- Opening Delimiter -
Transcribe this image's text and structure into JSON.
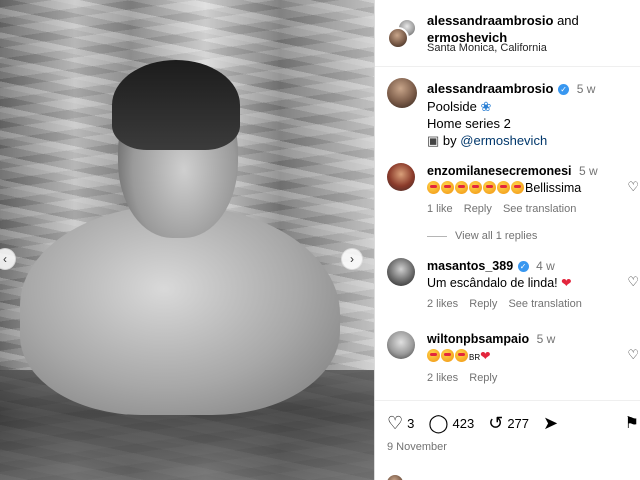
{
  "photo": {
    "nav_prev_icon": "chevron-left-icon",
    "nav_next_icon": "chevron-right-icon"
  },
  "header": {
    "user1": "alessandraambrosio",
    "and_text": "and",
    "user2": "ermoshevich",
    "location": "Santa Monica, California"
  },
  "caption": {
    "username": "alessandraambrosio",
    "time": "5 w",
    "line1": "Poolside",
    "line2": "Home series 2",
    "by_text": "by",
    "mention": "@ermoshevich"
  },
  "comments": [
    {
      "username": "enzomilanesecremonesi",
      "time": "5 w",
      "text": "Bellissima",
      "emoji_count": 7,
      "likes": "1 like",
      "reply": "Reply",
      "translate": "See translation"
    },
    {
      "username": "masantos_389",
      "time": "4 w",
      "text": "Um escândalo de linda!",
      "likes": "2 likes",
      "reply": "Reply",
      "translate": "See translation"
    },
    {
      "username": "wiltonpbsampaio",
      "time": "5 w",
      "text": "BR",
      "likes": "2 likes",
      "reply": "Reply"
    }
  ],
  "view_replies": "View all 1 replies",
  "actions": {
    "likes": "3",
    "comments": "423",
    "reposts": "277",
    "date": "9 November"
  }
}
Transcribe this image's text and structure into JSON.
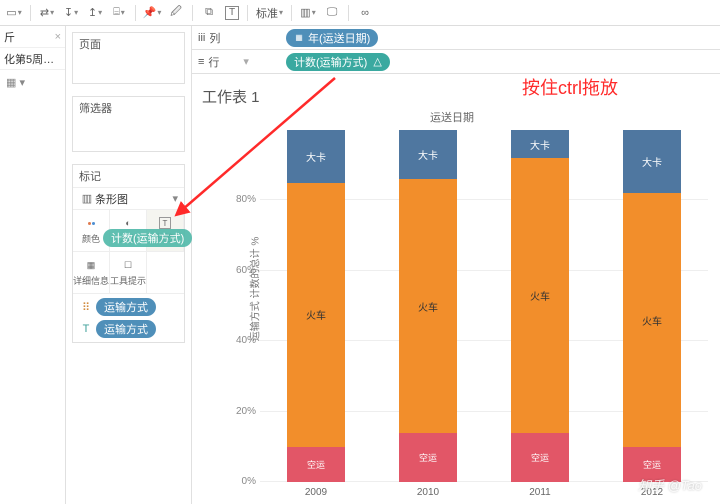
{
  "toolbar": {
    "standard_label": "标准"
  },
  "leftcol": {
    "analysis": "斤",
    "vis_item": "化第5周…",
    "grid": "▦ ▾"
  },
  "sidepanel": {
    "pages_label": "页面",
    "filters_label": "筛选器",
    "marks_label": "标记",
    "marks_type": "条形图",
    "cells": {
      "color": "颜色",
      "size": "大小",
      "label": "标签",
      "detail": "详细信息",
      "tooltip": "工具提示"
    },
    "drag_pill": "计数(运输方式)",
    "shelf_pills": [
      "运输方式",
      "运输方式"
    ]
  },
  "shelves": {
    "columns_label": "列",
    "columns_pill": "年(运送日期)",
    "rows_label": "行",
    "rows_pill": "计数(运输方式)",
    "rows_warn": "△"
  },
  "chart_title": "工作表 1",
  "annotation": "按住ctrl拖放",
  "subtitle": "运送日期",
  "ylabel": "运输方式 计数的总计 %",
  "categories_labels": {
    "truck": "大卡",
    "train": "火车",
    "air": "空运"
  },
  "watermark": "知乎 @Tao",
  "chart_data": {
    "type": "bar",
    "subtype": "stacked-percent",
    "xlabel": "运送日期",
    "ylabel": "运输方式 计数的总计 %",
    "ylim": [
      0,
      100
    ],
    "categories": [
      "2009",
      "2010",
      "2011",
      "2012"
    ],
    "series": [
      {
        "name": "大卡",
        "color": "#4f77a0",
        "values": [
          15,
          14,
          8,
          18
        ]
      },
      {
        "name": "火车",
        "color": "#f28e2b",
        "values": [
          75,
          72,
          78,
          72
        ]
      },
      {
        "name": "空运",
        "color": "#e25667",
        "values": [
          10,
          14,
          14,
          10
        ]
      }
    ],
    "yticks": [
      0,
      20,
      40,
      60,
      80,
      100
    ]
  },
  "yticks_display": [
    "0%",
    "20%",
    "40%",
    "60%",
    "80%"
  ]
}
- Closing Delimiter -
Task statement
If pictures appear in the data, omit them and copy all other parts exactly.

Finished task
Transcribe this image's text and structure into JSON.
{
  "photo": {
    "nav_prev_icon": "chevron-left-icon",
    "nav_next_icon": "chevron-right-icon"
  },
  "header": {
    "user1": "alessandraambrosio",
    "and_text": "and",
    "user2": "ermoshevich",
    "location": "Santa Monica, California"
  },
  "caption": {
    "username": "alessandraambrosio",
    "time": "5 w",
    "line1": "Poolside",
    "line2": "Home series 2",
    "by_text": "by",
    "mention": "@ermoshevich"
  },
  "comments": [
    {
      "username": "enzomilanesecremonesi",
      "time": "5 w",
      "text": "Bellissima",
      "emoji_count": 7,
      "likes": "1 like",
      "reply": "Reply",
      "translate": "See translation"
    },
    {
      "username": "masantos_389",
      "time": "4 w",
      "text": "Um escândalo de linda!",
      "likes": "2 likes",
      "reply": "Reply",
      "translate": "See translation"
    },
    {
      "username": "wiltonpbsampaio",
      "time": "5 w",
      "text": "BR",
      "likes": "2 likes",
      "reply": "Reply"
    }
  ],
  "view_replies": "View all 1 replies",
  "actions": {
    "likes": "3",
    "comments": "423",
    "reposts": "277",
    "date": "9 November"
  }
}
Transcribe this image's text and structure into JSON.
{
  "toolbar": {
    "standard_label": "标准"
  },
  "leftcol": {
    "analysis": "斤",
    "vis_item": "化第5周…",
    "grid": "▦ ▾"
  },
  "sidepanel": {
    "pages_label": "页面",
    "filters_label": "筛选器",
    "marks_label": "标记",
    "marks_type": "条形图",
    "cells": {
      "color": "颜色",
      "size": "大小",
      "label": "标签",
      "detail": "详细信息",
      "tooltip": "工具提示"
    },
    "drag_pill": "计数(运输方式)",
    "shelf_pills": [
      "运输方式",
      "运输方式"
    ]
  },
  "shelves": {
    "columns_label": "列",
    "columns_pill": "年(运送日期)",
    "rows_label": "行",
    "rows_pill": "计数(运输方式)",
    "rows_warn": "△"
  },
  "chart_title": "工作表 1",
  "annotation": "按住ctrl拖放",
  "subtitle": "运送日期",
  "ylabel": "运输方式 计数的总计 %",
  "categories_labels": {
    "truck": "大卡",
    "train": "火车",
    "air": "空运"
  },
  "watermark": "知乎 @Tao",
  "chart_data": {
    "type": "bar",
    "subtype": "stacked-percent",
    "xlabel": "运送日期",
    "ylabel": "运输方式 计数的总计 %",
    "ylim": [
      0,
      100
    ],
    "categories": [
      "2009",
      "2010",
      "2011",
      "2012"
    ],
    "series": [
      {
        "name": "大卡",
        "color": "#4f77a0",
        "values": [
          15,
          14,
          8,
          18
        ]
      },
      {
        "name": "火车",
        "color": "#f28e2b",
        "values": [
          75,
          72,
          78,
          72
        ]
      },
      {
        "name": "空运",
        "color": "#e25667",
        "values": [
          10,
          14,
          14,
          10
        ]
      }
    ],
    "yticks": [
      0,
      20,
      40,
      60,
      80,
      100
    ]
  },
  "yticks_display": [
    "0%",
    "20%",
    "40%",
    "60%",
    "80%"
  ]
}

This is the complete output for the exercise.